#### Exercise:
Copy all the records word for word, apart from any pictures.

Records from a dataset
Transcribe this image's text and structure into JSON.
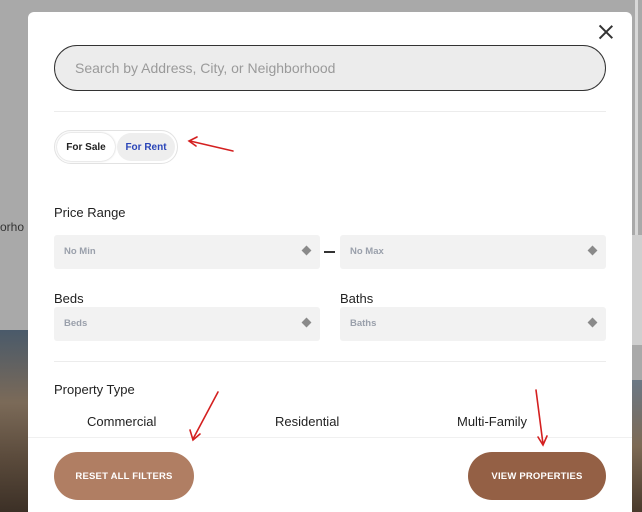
{
  "search": {
    "placeholder": "Search by Address, City, or Neighborhood"
  },
  "listing_toggle": {
    "for_sale": "For Sale",
    "for_rent": "For Rent"
  },
  "price_range": {
    "label": "Price Range",
    "min": "No Min",
    "max": "No Max"
  },
  "beds": {
    "label": "Beds",
    "value": "Beds"
  },
  "baths": {
    "label": "Baths",
    "value": "Baths"
  },
  "property_type": {
    "label": "Property Type",
    "options": [
      "Commercial",
      "Residential",
      "Multi-Family"
    ]
  },
  "buttons": {
    "reset": "RESET ALL FILTERS",
    "view": "VIEW PROPERTIES"
  },
  "background": {
    "partial_text": "orho"
  },
  "colors": {
    "accent_reset": "#b07e63",
    "accent_view": "#946045",
    "for_rent_text": "#2a45b8",
    "annotation_arrow": "#d42020"
  }
}
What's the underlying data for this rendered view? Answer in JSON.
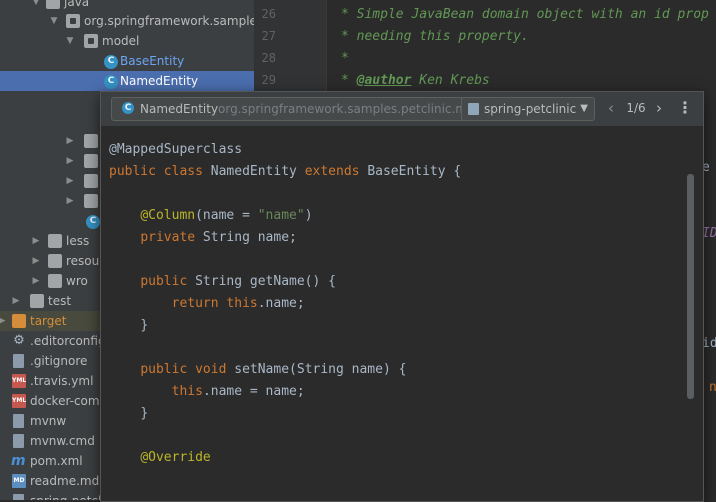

#### Exercise solution:
Transcribe this image's text and structure into JSON.
{
  "search": {
    "placeholder": "Search by Address, City, or Neighborhood"
  },
  "listing_toggle": {
    "for_sale": "For Sale",
    "for_rent": "For Rent"
  },
  "price_range": {
    "label": "Price Range",
    "min": "No Min",
    "max": "No Max"
  },
  "beds": {
    "label": "Beds",
    "value": "Beds"
  },
  "baths": {
    "label": "Baths",
    "value": "Baths"
  },
  "property_type": {
    "label": "Property Type",
    "options": [
      "Commercial",
      "Residential",
      "Multi-Family"
    ]
  },
  "buttons": {
    "reset": "RESET ALL FILTERS",
    "view": "VIEW PROPERTIES"
  },
  "background": {
    "partial_text": "orho"
  },
  "colors": {
    "accent_reset": "#b07e63",
    "accent_view": "#946045",
    "for_rent_text": "#2a45b8",
    "annotation_arrow": "#d42020"
  }
}
What's the underlying data for this rendered view? Answer in JSON.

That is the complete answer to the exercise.